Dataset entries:
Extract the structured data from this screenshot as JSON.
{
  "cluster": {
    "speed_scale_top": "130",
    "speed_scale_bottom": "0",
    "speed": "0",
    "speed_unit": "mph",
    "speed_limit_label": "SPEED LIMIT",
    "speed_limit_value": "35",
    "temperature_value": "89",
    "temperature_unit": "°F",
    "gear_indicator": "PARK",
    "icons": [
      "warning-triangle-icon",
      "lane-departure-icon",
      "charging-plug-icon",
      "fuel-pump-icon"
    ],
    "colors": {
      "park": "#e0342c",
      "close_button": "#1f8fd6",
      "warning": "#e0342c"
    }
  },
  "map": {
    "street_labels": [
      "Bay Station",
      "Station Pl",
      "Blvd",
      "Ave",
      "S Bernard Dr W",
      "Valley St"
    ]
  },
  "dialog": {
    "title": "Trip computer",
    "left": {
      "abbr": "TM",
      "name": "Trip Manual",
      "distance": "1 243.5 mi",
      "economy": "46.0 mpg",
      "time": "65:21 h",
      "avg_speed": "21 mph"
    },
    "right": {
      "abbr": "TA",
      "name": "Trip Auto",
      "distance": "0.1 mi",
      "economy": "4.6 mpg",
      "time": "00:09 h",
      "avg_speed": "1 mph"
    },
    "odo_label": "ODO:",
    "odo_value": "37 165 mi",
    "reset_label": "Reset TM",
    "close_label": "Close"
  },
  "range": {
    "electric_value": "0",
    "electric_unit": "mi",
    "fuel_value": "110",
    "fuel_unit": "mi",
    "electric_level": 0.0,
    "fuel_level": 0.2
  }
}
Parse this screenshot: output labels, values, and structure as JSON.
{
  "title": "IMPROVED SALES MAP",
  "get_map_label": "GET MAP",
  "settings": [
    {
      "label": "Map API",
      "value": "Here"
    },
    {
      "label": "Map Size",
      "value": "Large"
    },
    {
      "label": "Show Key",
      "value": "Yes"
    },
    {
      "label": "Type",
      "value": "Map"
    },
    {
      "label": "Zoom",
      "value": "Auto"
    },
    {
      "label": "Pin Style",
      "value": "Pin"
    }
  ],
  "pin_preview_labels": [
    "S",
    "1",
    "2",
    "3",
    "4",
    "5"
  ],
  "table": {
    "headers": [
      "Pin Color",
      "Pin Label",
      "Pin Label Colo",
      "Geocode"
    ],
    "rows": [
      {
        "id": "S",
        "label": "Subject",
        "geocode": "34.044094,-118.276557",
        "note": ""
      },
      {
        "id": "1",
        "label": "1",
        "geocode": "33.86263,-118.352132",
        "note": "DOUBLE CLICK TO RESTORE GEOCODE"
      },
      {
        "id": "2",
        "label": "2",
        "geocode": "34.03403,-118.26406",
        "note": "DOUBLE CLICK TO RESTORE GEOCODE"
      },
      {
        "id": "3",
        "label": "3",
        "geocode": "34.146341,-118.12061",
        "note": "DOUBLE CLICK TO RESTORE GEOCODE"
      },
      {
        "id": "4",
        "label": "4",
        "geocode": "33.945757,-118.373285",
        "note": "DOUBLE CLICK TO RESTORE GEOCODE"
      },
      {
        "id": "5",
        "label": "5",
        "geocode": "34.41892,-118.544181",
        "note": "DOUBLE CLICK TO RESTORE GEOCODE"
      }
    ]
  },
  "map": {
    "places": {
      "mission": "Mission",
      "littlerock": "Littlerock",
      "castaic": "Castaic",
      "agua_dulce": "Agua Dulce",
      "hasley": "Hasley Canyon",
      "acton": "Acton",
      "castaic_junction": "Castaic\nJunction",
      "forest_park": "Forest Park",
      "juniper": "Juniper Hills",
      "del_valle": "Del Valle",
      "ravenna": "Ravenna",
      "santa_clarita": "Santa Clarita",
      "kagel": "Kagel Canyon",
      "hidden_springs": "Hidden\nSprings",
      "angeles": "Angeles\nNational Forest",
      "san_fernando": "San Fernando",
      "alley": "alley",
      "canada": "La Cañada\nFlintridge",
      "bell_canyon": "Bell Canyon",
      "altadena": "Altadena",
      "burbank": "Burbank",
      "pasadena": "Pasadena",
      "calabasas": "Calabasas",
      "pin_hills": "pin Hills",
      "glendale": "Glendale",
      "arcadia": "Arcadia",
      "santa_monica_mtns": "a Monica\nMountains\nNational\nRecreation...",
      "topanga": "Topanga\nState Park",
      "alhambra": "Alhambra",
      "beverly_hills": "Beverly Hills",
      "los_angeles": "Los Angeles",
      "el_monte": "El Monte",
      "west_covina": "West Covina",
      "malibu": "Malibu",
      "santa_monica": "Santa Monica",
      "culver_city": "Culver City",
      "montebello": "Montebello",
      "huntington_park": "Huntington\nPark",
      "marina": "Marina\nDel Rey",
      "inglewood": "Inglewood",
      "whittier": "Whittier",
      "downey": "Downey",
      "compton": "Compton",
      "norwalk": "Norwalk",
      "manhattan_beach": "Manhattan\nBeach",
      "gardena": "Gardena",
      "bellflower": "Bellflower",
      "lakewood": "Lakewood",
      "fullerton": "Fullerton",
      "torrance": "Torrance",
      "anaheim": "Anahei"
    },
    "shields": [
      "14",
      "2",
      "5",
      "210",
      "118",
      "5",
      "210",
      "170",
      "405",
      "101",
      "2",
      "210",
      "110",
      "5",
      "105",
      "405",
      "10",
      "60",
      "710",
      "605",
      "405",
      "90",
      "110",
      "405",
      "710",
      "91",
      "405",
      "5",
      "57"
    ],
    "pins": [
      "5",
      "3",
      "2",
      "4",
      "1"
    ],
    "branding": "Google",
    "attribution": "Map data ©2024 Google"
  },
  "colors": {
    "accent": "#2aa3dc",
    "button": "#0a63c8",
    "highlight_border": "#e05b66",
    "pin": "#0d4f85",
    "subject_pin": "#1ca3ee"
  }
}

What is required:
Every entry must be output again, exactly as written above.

Response area:
Extract the structured data from this screenshot as JSON.
{
  "cluster": {
    "speed_scale_top": "130",
    "speed_scale_bottom": "0",
    "speed": "0",
    "speed_unit": "mph",
    "speed_limit_label": "SPEED LIMIT",
    "speed_limit_value": "35",
    "temperature_value": "89",
    "temperature_unit": "°F",
    "gear_indicator": "PARK",
    "icons": [
      "warning-triangle-icon",
      "lane-departure-icon",
      "charging-plug-icon",
      "fuel-pump-icon"
    ],
    "colors": {
      "park": "#e0342c",
      "close_button": "#1f8fd6",
      "warning": "#e0342c"
    }
  },
  "map": {
    "street_labels": [
      "Bay Station",
      "Station Pl",
      "Blvd",
      "Ave",
      "S Bernard Dr W",
      "Valley St"
    ]
  },
  "dialog": {
    "title": "Trip computer",
    "left": {
      "abbr": "TM",
      "name": "Trip Manual",
      "distance": "1 243.5 mi",
      "economy": "46.0 mpg",
      "time": "65:21 h",
      "avg_speed": "21 mph"
    },
    "right": {
      "abbr": "TA",
      "name": "Trip Auto",
      "distance": "0.1 mi",
      "economy": "4.6 mpg",
      "time": "00:09 h",
      "avg_speed": "1 mph"
    },
    "odo_label": "ODO:",
    "odo_value": "37 165 mi",
    "reset_label": "Reset TM",
    "close_label": "Close"
  },
  "range": {
    "electric_value": "0",
    "electric_unit": "mi",
    "fuel_value": "110",
    "fuel_unit": "mi",
    "electric_level": 0.0,
    "fuel_level": 0.2
  }
}
Parse this screenshot: output labels, values, and structure as JSON.
{
  "title": "IMPROVED SALES MAP",
  "get_map_label": "GET MAP",
  "settings": [
    {
      "label": "Map API",
      "value": "Here"
    },
    {
      "label": "Map Size",
      "value": "Large"
    },
    {
      "label": "Show Key",
      "value": "Yes"
    },
    {
      "label": "Type",
      "value": "Map"
    },
    {
      "label": "Zoom",
      "value": "Auto"
    },
    {
      "label": "Pin Style",
      "value": "Pin"
    }
  ],
  "pin_preview_labels": [
    "S",
    "1",
    "2",
    "3",
    "4",
    "5"
  ],
  "table": {
    "headers": [
      "Pin Color",
      "Pin Label",
      "Pin Label Colo",
      "Geocode"
    ],
    "rows": [
      {
        "id": "S",
        "label": "Subject",
        "geocode": "34.044094,-118.276557",
        "note": ""
      },
      {
        "id": "1",
        "label": "1",
        "geocode": "33.86263,-118.352132",
        "note": "DOUBLE CLICK TO RESTORE GEOCODE"
      },
      {
        "id": "2",
        "label": "2",
        "geocode": "34.03403,-118.26406",
        "note": "DOUBLE CLICK TO RESTORE GEOCODE"
      },
      {
        "id": "3",
        "label": "3",
        "geocode": "34.146341,-118.12061",
        "note": "DOUBLE CLICK TO RESTORE GEOCODE"
      },
      {
        "id": "4",
        "label": "4",
        "geocode": "33.945757,-118.373285",
        "note": "DOUBLE CLICK TO RESTORE GEOCODE"
      },
      {
        "id": "5",
        "label": "5",
        "geocode": "34.41892,-118.544181",
        "note": "DOUBLE CLICK TO RESTORE GEOCODE"
      }
    ]
  },
  "map": {
    "places": {
      "mission": "Mission",
      "littlerock": "Littlerock",
      "castaic": "Castaic",
      "agua_dulce": "Agua Dulce",
      "hasley": "Hasley Canyon",
      "acton": "Acton",
      "castaic_junction": "Castaic\nJunction",
      "forest_park": "Forest Park",
      "juniper": "Juniper Hills",
      "del_valle": "Del Valle",
      "ravenna": "Ravenna",
      "santa_clarita": "Santa Clarita",
      "kagel": "Kagel Canyon",
      "hidden_springs": "Hidden\nSprings",
      "angeles": "Angeles\nNational Forest",
      "san_fernando": "San Fernando",
      "alley": "alley",
      "canada": "La Cañada\nFlintridge",
      "bell_canyon": "Bell Canyon",
      "altadena": "Altadena",
      "burbank": "Burbank",
      "pasadena": "Pasadena",
      "calabasas": "Calabasas",
      "pin_hills": "pin Hills",
      "glendale": "Glendale",
      "arcadia": "Arcadia",
      "santa_monica_mtns": "a Monica\nMountains\nNational\nRecreation...",
      "topanga": "Topanga\nState Park",
      "alhambra": "Alhambra",
      "beverly_hills": "Beverly Hills",
      "los_angeles": "Los Angeles",
      "el_monte": "El Monte",
      "west_covina": "West Covina",
      "malibu": "Malibu",
      "santa_monica": "Santa Monica",
      "culver_city": "Culver City",
      "montebello": "Montebello",
      "huntington_park": "Huntington\nPark",
      "marina": "Marina\nDel Rey",
      "inglewood": "Inglewood",
      "whittier": "Whittier",
      "downey": "Downey",
      "compton": "Compton",
      "norwalk": "Norwalk",
      "manhattan_beach": "Manhattan\nBeach",
      "gardena": "Gardena",
      "bellflower": "Bellflower",
      "lakewood": "Lakewood",
      "fullerton": "Fullerton",
      "torrance": "Torrance",
      "anaheim": "Anahei"
    },
    "shields": [
      "14",
      "2",
      "5",
      "210",
      "118",
      "5",
      "210",
      "170",
      "405",
      "101",
      "2",
      "210",
      "110",
      "5",
      "105",
      "405",
      "10",
      "60",
      "710",
      "605",
      "405",
      "90",
      "110",
      "405",
      "710",
      "91",
      "405",
      "5",
      "57"
    ],
    "pins": [
      "5",
      "3",
      "2",
      "4",
      "1"
    ],
    "branding": "Google",
    "attribution": "Map data ©2024 Google"
  },
  "colors": {
    "accent": "#2aa3dc",
    "button": "#0a63c8",
    "highlight_border": "#e05b66",
    "pin": "#0d4f85",
    "subject_pin": "#1ca3ee"
  }
}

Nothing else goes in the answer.